Dataset entries:
■ ■ ■

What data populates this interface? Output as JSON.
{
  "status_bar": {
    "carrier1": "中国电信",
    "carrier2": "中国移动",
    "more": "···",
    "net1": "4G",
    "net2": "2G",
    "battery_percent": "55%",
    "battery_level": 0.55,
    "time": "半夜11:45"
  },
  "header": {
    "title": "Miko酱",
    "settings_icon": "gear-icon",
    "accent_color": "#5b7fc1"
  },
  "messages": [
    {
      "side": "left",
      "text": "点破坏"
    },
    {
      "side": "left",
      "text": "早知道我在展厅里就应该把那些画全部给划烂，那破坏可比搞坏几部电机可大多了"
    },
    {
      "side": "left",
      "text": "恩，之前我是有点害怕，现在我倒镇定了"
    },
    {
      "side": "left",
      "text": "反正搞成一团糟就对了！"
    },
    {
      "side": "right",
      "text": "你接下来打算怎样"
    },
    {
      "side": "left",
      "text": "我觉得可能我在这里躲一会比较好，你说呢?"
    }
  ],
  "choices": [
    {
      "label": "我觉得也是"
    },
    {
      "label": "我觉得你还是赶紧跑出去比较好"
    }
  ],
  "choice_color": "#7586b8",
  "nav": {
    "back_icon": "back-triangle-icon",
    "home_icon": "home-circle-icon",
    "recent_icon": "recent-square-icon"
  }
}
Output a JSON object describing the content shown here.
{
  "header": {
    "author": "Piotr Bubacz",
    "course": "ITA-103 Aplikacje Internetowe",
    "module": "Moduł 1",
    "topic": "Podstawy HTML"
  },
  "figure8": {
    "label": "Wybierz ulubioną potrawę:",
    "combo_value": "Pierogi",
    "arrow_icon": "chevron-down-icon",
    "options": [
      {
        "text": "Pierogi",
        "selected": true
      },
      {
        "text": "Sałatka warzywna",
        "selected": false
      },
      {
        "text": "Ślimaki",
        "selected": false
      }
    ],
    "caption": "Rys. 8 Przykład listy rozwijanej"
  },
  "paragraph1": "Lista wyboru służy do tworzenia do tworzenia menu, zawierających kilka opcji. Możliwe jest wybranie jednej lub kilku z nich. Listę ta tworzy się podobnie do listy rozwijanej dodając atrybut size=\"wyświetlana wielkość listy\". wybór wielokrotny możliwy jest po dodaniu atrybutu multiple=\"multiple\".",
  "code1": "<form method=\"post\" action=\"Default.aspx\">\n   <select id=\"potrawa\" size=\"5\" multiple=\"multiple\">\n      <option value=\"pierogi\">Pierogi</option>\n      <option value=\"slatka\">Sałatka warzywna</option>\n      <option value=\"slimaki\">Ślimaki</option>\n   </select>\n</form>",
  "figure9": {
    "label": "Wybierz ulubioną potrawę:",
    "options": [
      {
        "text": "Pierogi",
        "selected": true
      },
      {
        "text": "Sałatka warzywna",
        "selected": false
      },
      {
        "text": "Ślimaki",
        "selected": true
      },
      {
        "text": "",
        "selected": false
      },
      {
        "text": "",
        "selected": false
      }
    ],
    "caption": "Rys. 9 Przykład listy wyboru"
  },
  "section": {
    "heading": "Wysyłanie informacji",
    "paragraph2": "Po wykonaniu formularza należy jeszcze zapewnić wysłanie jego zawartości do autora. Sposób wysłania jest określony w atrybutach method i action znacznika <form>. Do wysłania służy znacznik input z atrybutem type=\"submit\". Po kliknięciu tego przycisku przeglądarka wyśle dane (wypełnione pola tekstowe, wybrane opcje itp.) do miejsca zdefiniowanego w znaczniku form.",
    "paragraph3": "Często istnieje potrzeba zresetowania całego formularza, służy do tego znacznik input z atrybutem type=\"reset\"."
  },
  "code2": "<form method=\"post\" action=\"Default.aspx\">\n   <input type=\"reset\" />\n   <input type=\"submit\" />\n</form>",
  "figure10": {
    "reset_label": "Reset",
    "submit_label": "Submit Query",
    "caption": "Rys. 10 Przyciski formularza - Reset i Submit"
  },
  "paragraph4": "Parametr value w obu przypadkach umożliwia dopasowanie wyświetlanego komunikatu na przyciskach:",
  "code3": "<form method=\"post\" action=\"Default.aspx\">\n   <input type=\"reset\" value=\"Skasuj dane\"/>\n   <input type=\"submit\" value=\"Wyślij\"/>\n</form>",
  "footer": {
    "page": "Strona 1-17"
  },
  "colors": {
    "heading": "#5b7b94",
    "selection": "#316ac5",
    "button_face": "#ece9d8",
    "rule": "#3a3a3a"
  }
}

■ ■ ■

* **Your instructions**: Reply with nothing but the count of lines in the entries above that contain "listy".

* **Exercise answer**: 3